I doubt that a hot war is in the cards even though I have suggested, before, that the Chinese are not afraid to play “bumper cars” in e.g. the South China seas. I say that because (same linked article) I also believe that the Chinese, correctly in my view, believe in the shark vs dragon or elephant vs whale analogy which says that while America is the world’s greatest sea power (the shark) it cannot project enough power on to the Asian mainland to defeat China, and while China, the dragon or elephant, is superior on land it cannot match America on the ocean. My suspicion is that China is not afraid to trade some, minor “blows” with the Americans in a couple of places where it matters to them: the South China Sea, the East China Sea and the Taiwan Strait which links them. My guess is that China is quite willing to sacrifice a few warships, even one of its new aircraft carriers IF it can reduce Japan’s, Taiwan’s and the Philippines’ faith in America’s resolve.
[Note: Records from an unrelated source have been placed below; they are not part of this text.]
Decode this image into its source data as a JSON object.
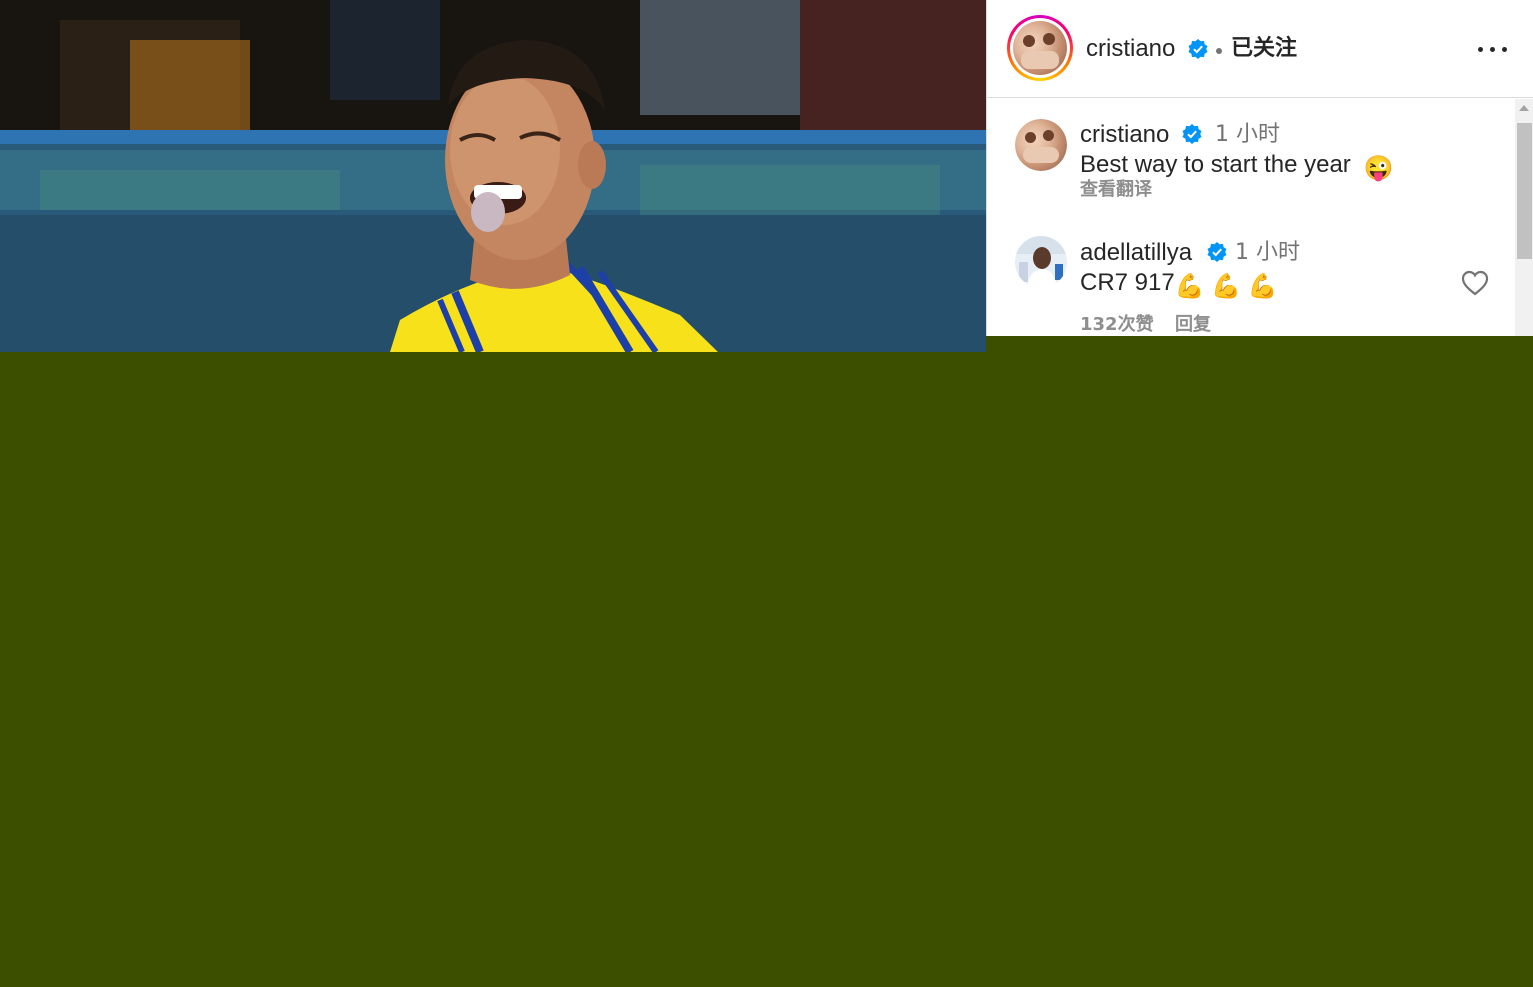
{
  "post": {
    "author": "cristiano",
    "verified": true,
    "follow_status": "已关注",
    "more_icon": "more-horizontal-icon"
  },
  "comments": [
    {
      "user": "cristiano",
      "verified": true,
      "time": "1 小时",
      "text": "Best way to start the year",
      "emoji": "😜",
      "translate": "查看翻译"
    },
    {
      "user": "adellatillya",
      "verified": true,
      "time": "1 小时",
      "text": "CR7 917",
      "emoji": "💪 💪 💪",
      "likes": "132次赞",
      "reply": "回复"
    }
  ],
  "colors": {
    "verified_blue": "#0095f6",
    "background_fill": "#3c4e00",
    "jersey_yellow": "#f7e11a",
    "jersey_blue": "#1d3fa8"
  }
}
My question is: what will America do if it loses a warship or even an aircraft carrier? There are serious doubts about America’s capacity to get troops to Europe in a crisis. Moving a large enough land army to Asia is a much more difficult problem. Would America even try? Would it use nuclear weapons, first? What about Chinese retaliation? I have read estimates that the Chinese are on track, now, to have hundreds of mobile ICBMs (ranges in excess of 13,000 km) deployed, each with multiple nuclear warheads which means that a punishing retaliatory second strike, against America (or Russia, for that matter) is almost guaranteed. The graphic on the left (from 2007, I think) shows the ranges of some Chinese nuclear missiles, several have most of the USA within range. I doubt that America, including Donald J Trump, wants to risk a hot war with China, even if provoked by Chinese aggression, because, it seems to me, that the inevitable downstream options are to risk either ignoble stalemate or a pointless nuclear exchange.
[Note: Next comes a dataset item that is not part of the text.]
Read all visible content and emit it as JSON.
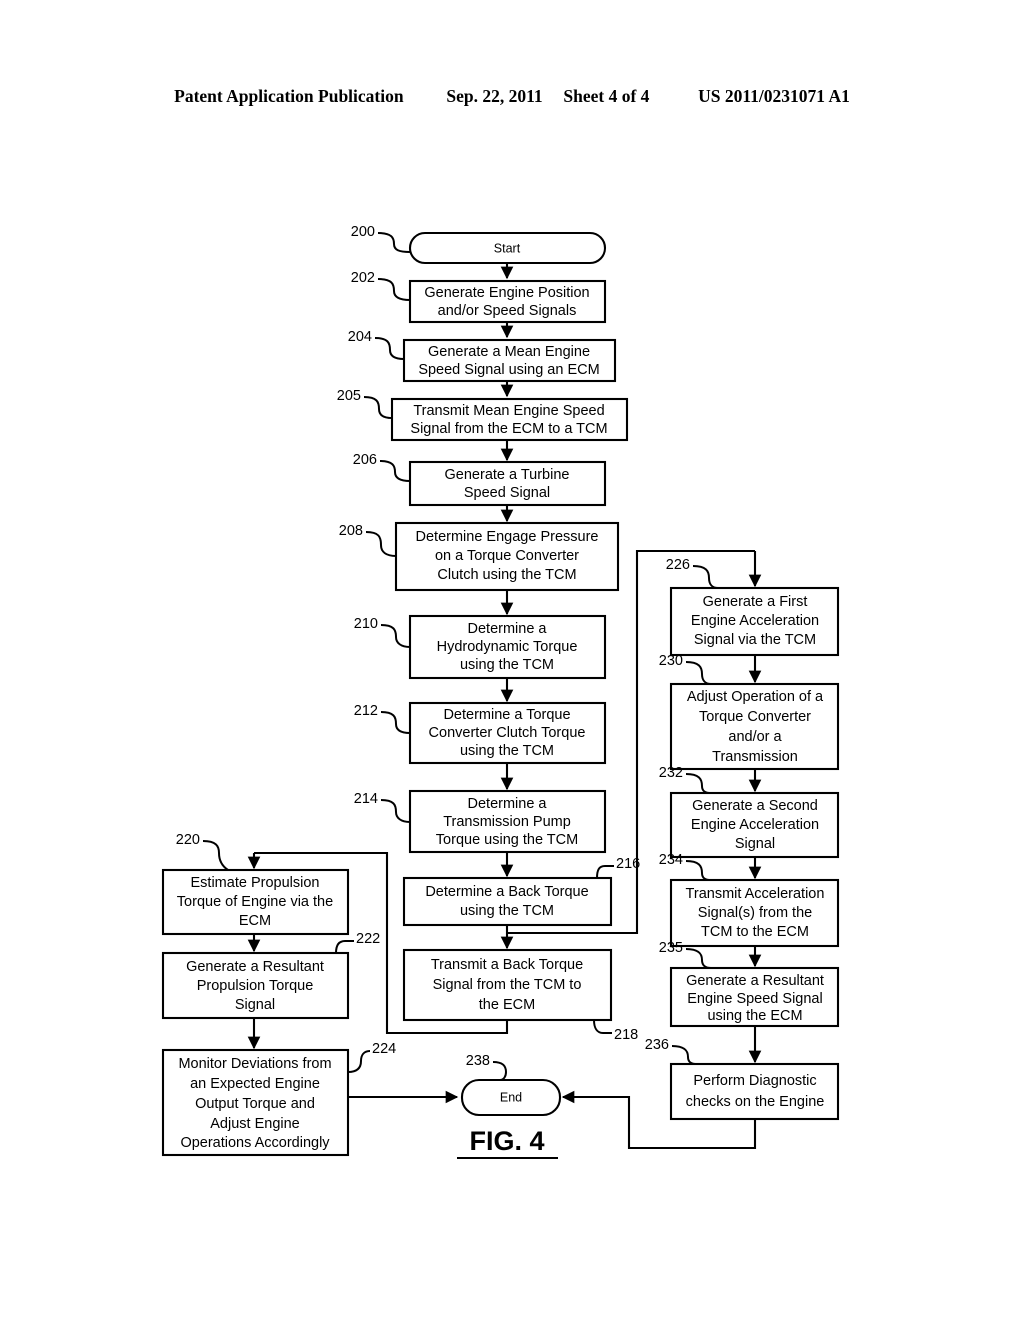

Thus, there must be a third way; a way which will, simultaneously, persuade the Chinese to manage their seemingly inexorable rise in ways that are less likely to provoke a full blown Cold War 2.0, and contain Donald Trump’s instincts which, as I have said before, will outlast his presidency.
But, what if President Trump blunders into a full blown Cold War 2.) and what if that get hot, as it very well might? What should Canada be doing? Well, two things:
- First we should be working diplomatically, with other like minded nations, to defuse tensions. We should, for example, be trying to “internationalize” the freedom on navigation ‘exercises’ in the South China Sea by send Canadian warships through those straits to tell friendly nations, like the Philippines that we want to help and to tell China that this is more than just China vs. the USA, it is China vs. all those who value international law and order. We should, also, be trying to promote free(er) trade with China and we should be trying to tie China into more and more international bodies and agreements; and
- Second, we should look to our own defences, just in case things go from bad to worse. We should begin by increasing the defence procurement budget so that we can buy enough of the new Type 26 combat ships for our Navy and enough first line fighter jets and modern long range patrol aircraft for the RCAF and, of course, everything else we need, beginning with diverting 500+ LAV-6 armoured personnel carriers from Saudi Arabia to the Canadian Army.